Graduation Year


Document Type




Degree Granting Department


Major Professor

Clinton Randles, Ph.D

Committee Member

C. Victor Fung, Ph.D

Committee Member

David A. Williams, Ph.D

Committee Member

John C. Carmichael, Ph.D


Creativity, Identity, Self, Teaching, Band



The purpose of this study was to examine the phenomenon of what arranging music in the large instrumental ensemble music setting came to mean to the teachers doing the arranging. Four secondary music teachers (N=4) were asked to create a musical arrangement for one of their school ensembles. Over a period of seven weeks, participants rehearsed their arrangement with their students. This study was guided by research on creative identity, the self, and various identity theories from the field of the social sciences. Data were collected by way of in depth semi-constructed interviews, field observations, and journals; and were analyzed Patton's phenomenological method (Patton, 2002).

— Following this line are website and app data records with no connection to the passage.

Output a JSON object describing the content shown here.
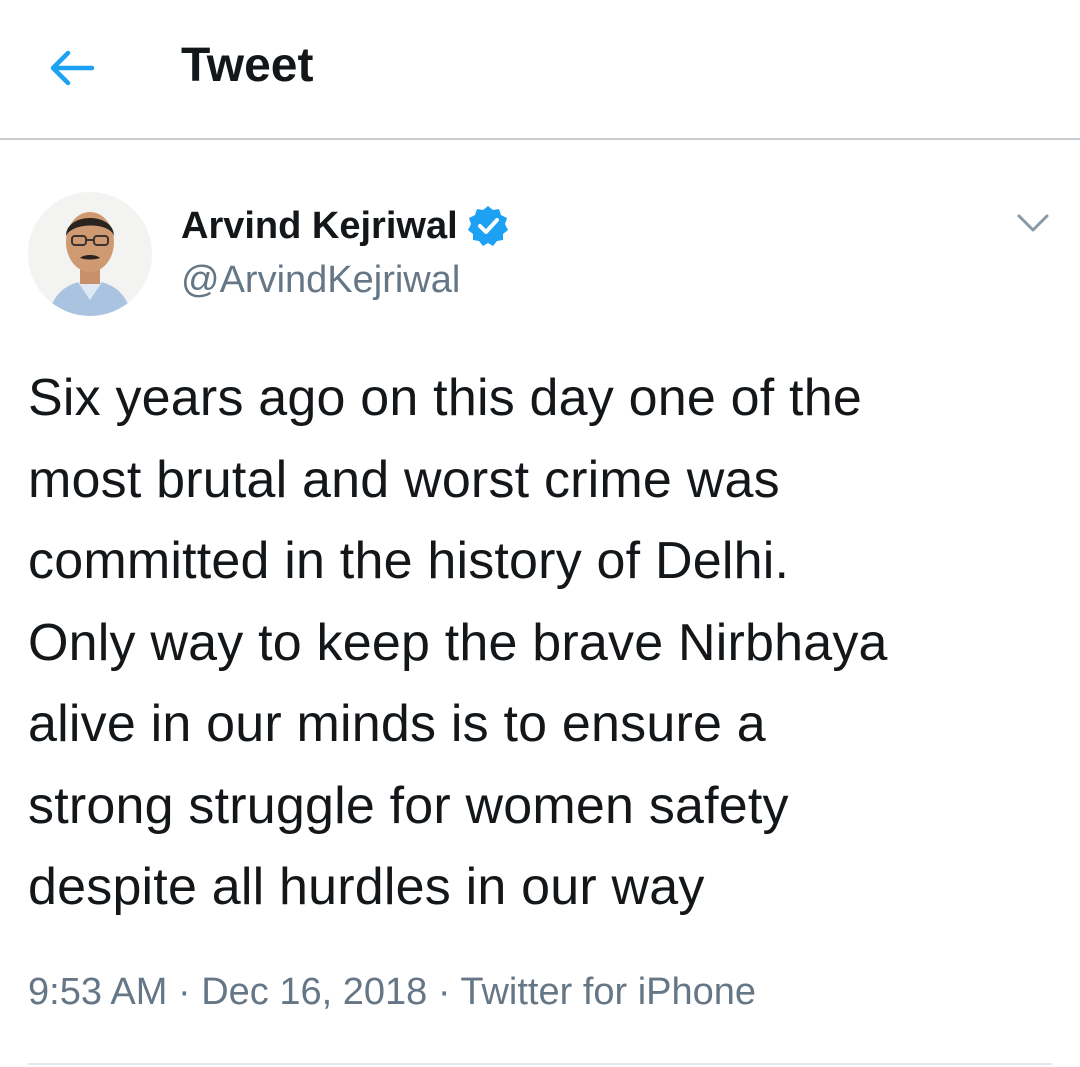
{
  "header": {
    "back_icon": "back-arrow-icon",
    "title": "Tweet",
    "accent_color": "#1da1f2"
  },
  "author": {
    "name": "Arvind Kejriwal",
    "handle": "@ArvindKejriwal",
    "verified_icon": "verified-badge-icon",
    "menu_icon": "chevron-down-icon"
  },
  "tweet": {
    "text": "Six years ago on this day one of the\nmost brutal and worst crime was\ncommitted in the history of Delhi.\nOnly way to keep the brave Nirbhaya\nalive in our minds is to ensure a\nstrong struggle for women safety\ndespite all hurdles in our way"
  },
  "meta": {
    "time": "9:53 AM",
    "separator": " · ",
    "date": "Dec 16, 2018",
    "source": "Twitter for iPhone"
  }
}
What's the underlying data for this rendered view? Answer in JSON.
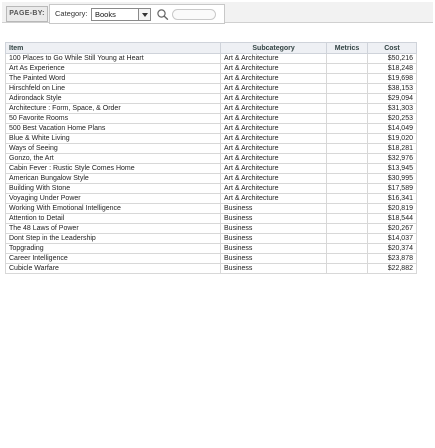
{
  "page_by": {
    "label": "PAGE-BY:",
    "category_label": "Category:",
    "category_value": "Books"
  },
  "grid": {
    "headers": {
      "item": "Item",
      "subcategory": "Subcategory",
      "metrics": "Metrics",
      "cost": "Cost"
    },
    "rows": [
      {
        "item": "100 Places to Go While Still Young at Heart",
        "subcategory": "Art & Architecture",
        "cost": "$50,216"
      },
      {
        "item": "Art As Experience",
        "subcategory": "Art & Architecture",
        "cost": "$18,248"
      },
      {
        "item": "The Painted Word",
        "subcategory": "Art & Architecture",
        "cost": "$19,698"
      },
      {
        "item": "Hirschfeld on Line",
        "subcategory": "Art & Architecture",
        "cost": "$38,153"
      },
      {
        "item": "Adirondack Style",
        "subcategory": "Art & Architecture",
        "cost": "$29,094"
      },
      {
        "item": "Architecture : Form, Space, & Order",
        "subcategory": "Art & Architecture",
        "cost": "$31,303"
      },
      {
        "item": "50 Favorite Rooms",
        "subcategory": "Art & Architecture",
        "cost": "$20,253"
      },
      {
        "item": "500 Best Vacation Home Plans",
        "subcategory": "Art & Architecture",
        "cost": "$14,049"
      },
      {
        "item": "Blue & White Living",
        "subcategory": "Art & Architecture",
        "cost": "$19,020"
      },
      {
        "item": "Ways of Seeing",
        "subcategory": "Art & Architecture",
        "cost": "$18,281"
      },
      {
        "item": "Gonzo, the Art",
        "subcategory": "Art & Architecture",
        "cost": "$32,976"
      },
      {
        "item": "Cabin Fever : Rustic Style Comes Home",
        "subcategory": "Art & Architecture",
        "cost": "$13,945"
      },
      {
        "item": "American Bungalow Style",
        "subcategory": "Art & Architecture",
        "cost": "$30,995"
      },
      {
        "item": "Building With Stone",
        "subcategory": "Art & Architecture",
        "cost": "$17,589"
      },
      {
        "item": "Voyaging Under Power",
        "subcategory": "Art & Architecture",
        "cost": "$16,341"
      },
      {
        "item": "Working With Emotional Intelligence",
        "subcategory": "Business",
        "cost": "$20,819"
      },
      {
        "item": "Attention to Detail",
        "subcategory": "Business",
        "cost": "$18,544"
      },
      {
        "item": "The 48 Laws of Power",
        "subcategory": "Business",
        "cost": "$20,267"
      },
      {
        "item": "Dont Step in the Leadership",
        "subcategory": "Business",
        "cost": "$14,037"
      },
      {
        "item": "Topgrading",
        "subcategory": "Business",
        "cost": "$20,374"
      },
      {
        "item": "Career Intelligence",
        "subcategory": "Business",
        "cost": "$23,878"
      },
      {
        "item": "Cubicle Warfare",
        "subcategory": "Business",
        "cost": "$22,882"
      }
    ]
  }
}
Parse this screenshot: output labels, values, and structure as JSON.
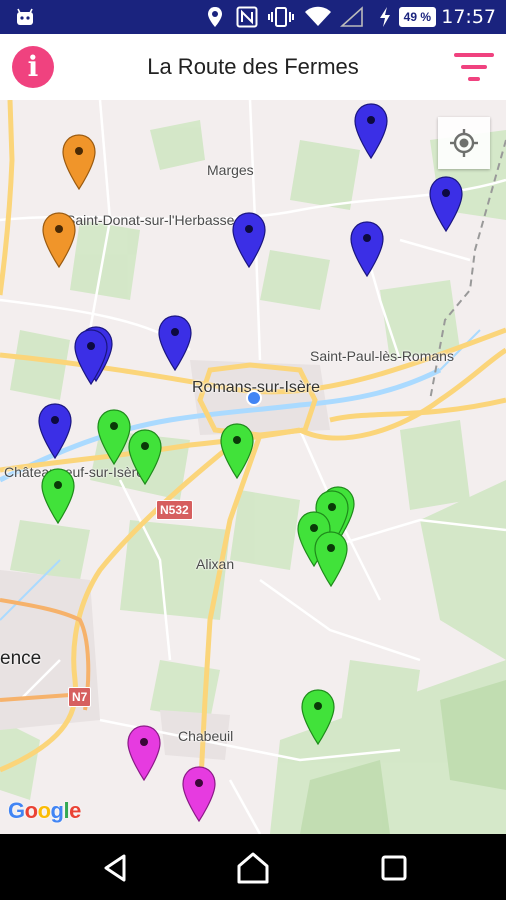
{
  "status_bar": {
    "time": "17:57",
    "battery": "49 %",
    "icons": [
      "android-icon",
      "location-icon",
      "nfc-icon",
      "vibrate-icon",
      "wifi-icon",
      "signal-icon",
      "charging-icon"
    ]
  },
  "app_bar": {
    "title": "La Route des Fermes",
    "info_icon": "info-icon",
    "info_glyph": "i",
    "filter_icon": "filter-icon",
    "accent": "#f0427f"
  },
  "map": {
    "places": [
      {
        "id": "marges",
        "label": "Marges"
      },
      {
        "id": "saint-donat",
        "label": "Saint-Donat-sur-l'Herbasse"
      },
      {
        "id": "saint-paul",
        "label": "Saint-Paul-lès-Romans"
      },
      {
        "id": "romans",
        "label": "Romans-sur-Isère"
      },
      {
        "id": "chateauneuf",
        "label": "Châteauneuf-sur-Isère"
      },
      {
        "id": "alixan",
        "label": "Alixan"
      },
      {
        "id": "valence",
        "label": "ence"
      },
      {
        "id": "chabeuil",
        "label": "Chabeuil"
      }
    ],
    "road_shields": [
      {
        "id": "n532",
        "label": "N532"
      },
      {
        "id": "n7",
        "label": "N7"
      }
    ],
    "attribution": "Google",
    "marker_colors": {
      "blue": "#3b2fe6",
      "green": "#41e23a",
      "orange": "#f0952a",
      "magenta": "#e63be0"
    },
    "marker_counts": {
      "blue": 9,
      "green": 10,
      "orange": 2,
      "magenta": 2
    }
  },
  "nav_bar": {
    "back_icon": "back-icon",
    "home_icon": "home-icon",
    "recents_icon": "recents-icon"
  }
}
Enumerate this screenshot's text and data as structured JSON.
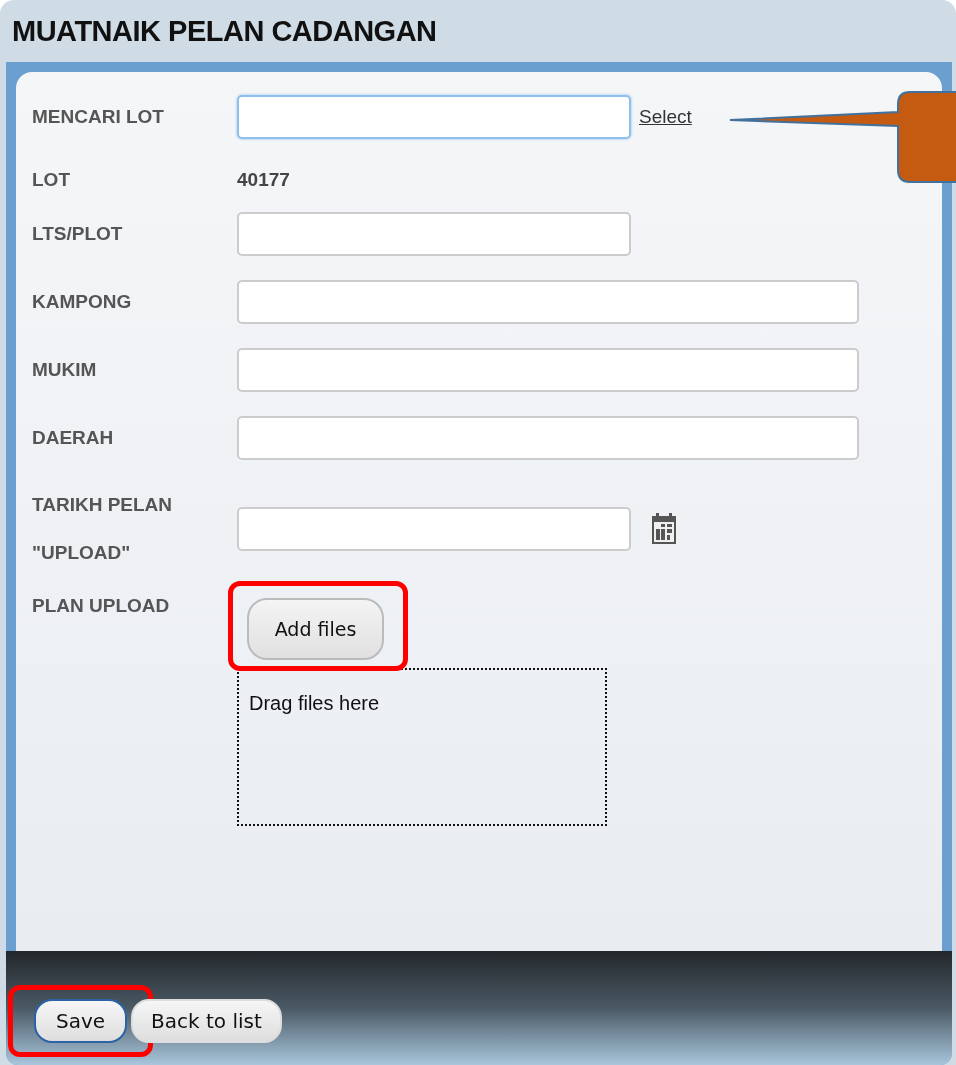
{
  "title": "MUATNAIK PELAN CADANGAN",
  "fields": [
    {
      "kind": "search",
      "label": "MENCARI LOT",
      "focused": true,
      "link": "Select"
    },
    {
      "kind": "text",
      "label": "LOT",
      "value": "40177"
    },
    {
      "kind": "short-input",
      "label": "LTS/PLOT"
    },
    {
      "kind": "input",
      "label": "KAMPONG"
    },
    {
      "kind": "input",
      "label": "MUKIM"
    },
    {
      "kind": "input",
      "label": "DAERAH"
    },
    {
      "kind": "date",
      "label": "TARIKH PELAN \"UPLOAD\""
    },
    {
      "kind": "upload",
      "label": "PLAN UPLOAD",
      "button": "Add files",
      "dropzone": "Drag files here",
      "highlighted": true
    }
  ],
  "buttons": [
    {
      "label": "Save",
      "highlighted": true,
      "focused": true
    },
    {
      "label": "Back to list",
      "highlighted": false,
      "focused": false
    }
  ]
}
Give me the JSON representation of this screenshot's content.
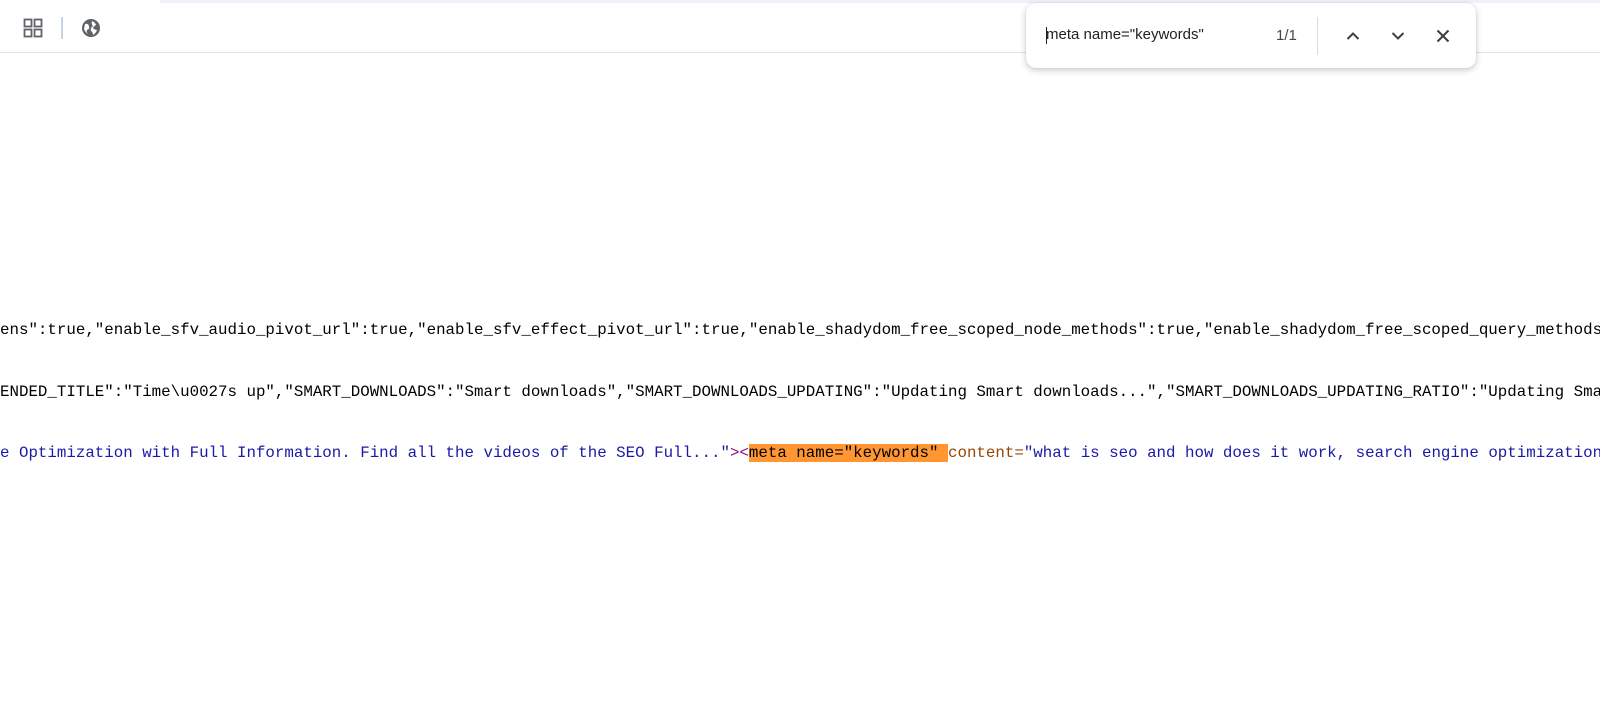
{
  "toolbar": {
    "apps_icon": "apps-grid-icon",
    "site_icon": "globe-icon"
  },
  "find_bar": {
    "query": "meta name=\"keywords\"",
    "match_count": "1/1",
    "prev_icon": "chevron-up-icon",
    "next_icon": "chevron-down-icon",
    "close_icon": "close-icon"
  },
  "source": {
    "line1": "ens\":true,\"enable_sfv_audio_pivot_url\":true,\"enable_sfv_effect_pivot_url\":true,\"enable_shadydom_free_scoped_node_methods\":true,\"enable_shadydom_free_scoped_query_methods\":true,",
    "line2": "ENDED_TITLE\":\"Time\\u0027s up\",\"SMART_DOWNLOADS\":\"Smart downloads\",\"SMART_DOWNLOADS_UPDATING\":\"Updating Smart downloads...\",\"SMART_DOWNLOADS_UPDATING_RATIO\":\"Updating Smart down",
    "line3_value": "e Optimization with Full Information. Find all the videos of the SEO Full...\"",
    "line3_tag_open": "><",
    "line3_match": "meta name=\"keywords\"",
    "line3_space": " ",
    "line3_attr": "content=",
    "line3_rest": "\"what is seo and how does it work, search engine optimization, what"
  },
  "colors": {
    "highlight": "#ff9632",
    "attr_value": "#1a1aa6",
    "attr_name": "#994500",
    "tag": "#881280"
  }
}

In analyzing the data, five major themes emerged: a) time and preparation, b) pre-service teacher training, c) educational/curricular design, d) professional development, and e) teacher/student relations. The findings suggest that participants created their arrangements with a focus on their students' needs and that arrangements were revised several times over the rehearsal phase of the study. They did not follow on particular teaching model, but rather a combination of teaching models to rehearse their arrangement. The act of arranging music opened new doors to learning for both the participants and their students. They appeared to have increased interactions during rehearsals and participants reported improved personal relations with their students. Participants seemed to find a balance between their teacher and musician identities by molding these identities together to create their music teacher identity. They also reported an increase in knowledge of musical instrument pedagogy.